Orchard, Idaho

BOISE METRO AREA

Boise Metro


In recent years, the Boise Valley has become a nationally recognized dynamic metro area. It has been ranked high in many categories by nationally prominent publications and experts. The Valley is recognized as a popular place to live, work, and establish businesses. For more information about the Boise Valley, see the Boise Valley Economic Partnership Website, sponsored by the Boise Metro Chamber of Commerce.

Many people with resources, as well as prospective employees, enthusiastically consider relocating to the Boise Valley. Many companies equally consider locating within the Boise Valley.

The Boise Valley was on the Oregon Trail during the nineteenth century migration west. It became established as a nice place to live. Later, in the first decade of the twentieth century, its popularity increased when a major water project was completed that established the valley as a successful rural agricultural area. Through the system of dams and canals, it brought water from the Boise River to the arid lands adjacent to it. The overall population growth rate was substantial in most of these early years and then slower for a few years. A more stable growth pattern emerged beginning about the year 1930 as Boise grew from a small agricultural town to a more urban city.

Boise is located within Ada County. Much of Ada County, though, was not part of the major water project during the early twentieth century. Both the surface water from the Boise River and the ground water augmented by agriculture was easily converted to urban use. The primary growth was on the farm land to the west of Boise in Ada and Canyon Counties. Very little growth has occurred on the desert to the south of Boise in Ada and Elmore Counties. The two more remote counties within the valley have had some urban growth, particularly in recent years.

This disproportionate growth to the west created greater than normal “growing pains” to the Boise Valley. If future growth is equally disproportionate with ever increasing numbers, the future “growing pains” will be even greater.

During the past 50 years, the population of Boise Metro Area has increased from 191,000 in year 1960 to 655,000 in year 2010. This is an average annual rate of 2.5%. Projecting a slightly lower rate of 2.4%, the population during the next 50 years would increase from 655,000 to 2,146,000 in year 2060. These numbers suggest that the area added almost 500,000 people during the past 50 years. At the same annual growth rate, the area will add almost 1,500,000 people during the next 50 years. This amounts to three times as many new people. See EXHIBIT A.

It is expected that the growth rate for the past several decades will be sustained for the next several decades as a larger metro area. This can be demonstrated by comparing the past growth of several similar but larger metro areas in the Western States. These areas are within Utah, Oregon, Colorado, and Arizona. During the 40 years from year 1960 to year 2000, the overall metro areas rate of growth within each State compared to the Boise Metro Area was: Utah and Colorado about the same; Arizona significantly higher; and Oregon, with a long history of slow growth policies, lower. The average of all four of these other States is almost identical to the Boise Metro Area. See EXHIBIT B and EXHIBIT C.

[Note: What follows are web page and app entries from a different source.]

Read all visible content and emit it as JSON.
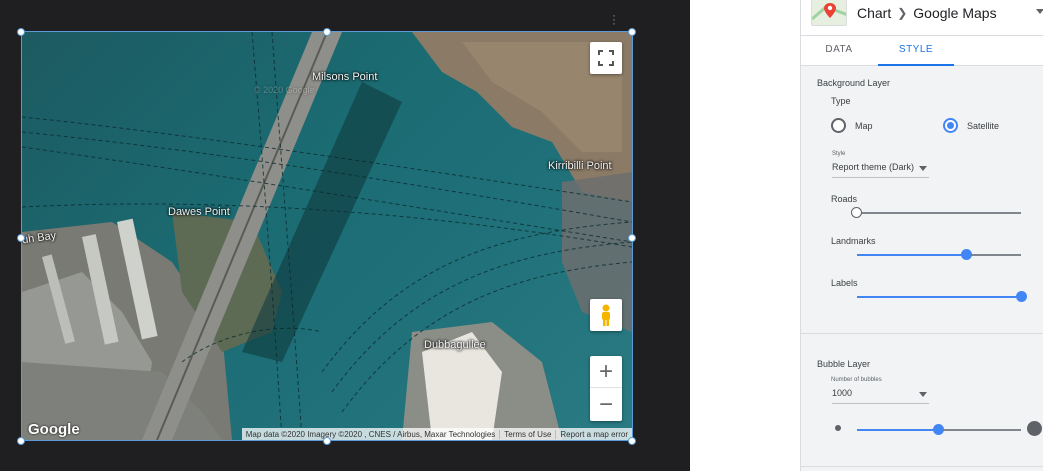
{
  "map": {
    "labels": {
      "milsons_point": "Milsons Point",
      "kirribilli_point": "Kirribilli Point",
      "dawes_point": "Dawes Point",
      "dubbagullee": "Dubbagullee",
      "bay": "uh Bay"
    },
    "watermark": "© 2020 Google",
    "logo": "Google",
    "attribution": {
      "map_data": "Map data ©2020 Imagery ©2020 , CNES / Airbus, Maxar Technologies",
      "terms": "Terms of Use",
      "report": "Report a map error"
    },
    "controls": {
      "fullscreen_icon": "fullscreen-icon",
      "pegman_icon": "pegman-icon",
      "zoom_in": "+",
      "zoom_out": "−"
    }
  },
  "panel": {
    "breadcrumb": {
      "root": "Chart",
      "current": "Google Maps"
    },
    "tabs": {
      "data": "DATA",
      "style": "STYLE"
    },
    "background_layer": {
      "title": "Background Layer",
      "type_label": "Type",
      "options": {
        "map": "Map",
        "satellite": "Satellite"
      },
      "selected": "Satellite",
      "style_label": "Style",
      "style_value": "Report theme (Dark)",
      "sliders": {
        "roads": {
          "label": "Roads",
          "value": 0.0
        },
        "landmarks": {
          "label": "Landmarks",
          "value": 0.66
        },
        "labels": {
          "label": "Labels",
          "value": 1.0
        }
      }
    },
    "bubble_layer": {
      "title": "Bubble Layer",
      "number_label": "Number of bubbles",
      "number_value": "1000",
      "size_slider": 0.46
    }
  },
  "colors": {
    "accent": "#4285f4",
    "selection": "#5b9bd5",
    "water": "#1b6b72"
  }
}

A major study of population, suburban sprawl and smart growth as reported by the Sierra Club indicated that the solutions that motivated infill, not solutions attempting to curtail growth, were more effective in reducing sprawl. The Sierra Club's study and other Sierra Club articles about sprawl can be found on the Sierra Club Website.

The Boise Valley has three of four major transportation influences for urban population growth. There is easy access by ground (Interstate 84), by air (Boise Airport), and by rail (Union Pacific Railroad). Only access by sea is missing. The Boise Valley, however, is as close to the major U.S. West Coast seaports by ground, air, and rail as is any other inland metro area. See EXHIBIT D and EXHIBIT E.

The centers for both jobs and population have gradually shifted west from Boise toward Meridian. Both centers are now along Interstate 84 about five miles west of downtown Boise. Commuting to jobs is by far the largest contributor to increased VMT (vehicle miles travelled) within a metro area. Based on current and near future population, the current efficient area for development considering VMT is a “football” shaped area that extends from these two centers. The length extends about 30 miles each direction along Interstate 84 to the northwest and to the southeast. The width extends each direction from these two centers about 20 miles over less efficient roads. The area includes a large portion of the South Valley. It would be sound public policy to promote and encourage containment of future development to within the “football” shaped development ring. See EXHIBIT F.

Boise is the center of the northern portion of Ada County. The center for both jobs and population is about one-half of the distance between Boise and the western county line on Interstate 84. Ada County consists of about 1,000 square miles of which about 50% is public land. The remaining 50% is private land that is evenly divided between the various cities impact areas and the vacant mostly arid land. The arid land is comprised of the foothills to the northeast and the desert to the southeast.

Within Ada County, about one-half of the private land is within the city limits and impact area of its several cities. Once the County population doubles, it is reasonable to expect that almost all of the private land within the County should be within a city limits or impact area. See EXHIBIT G.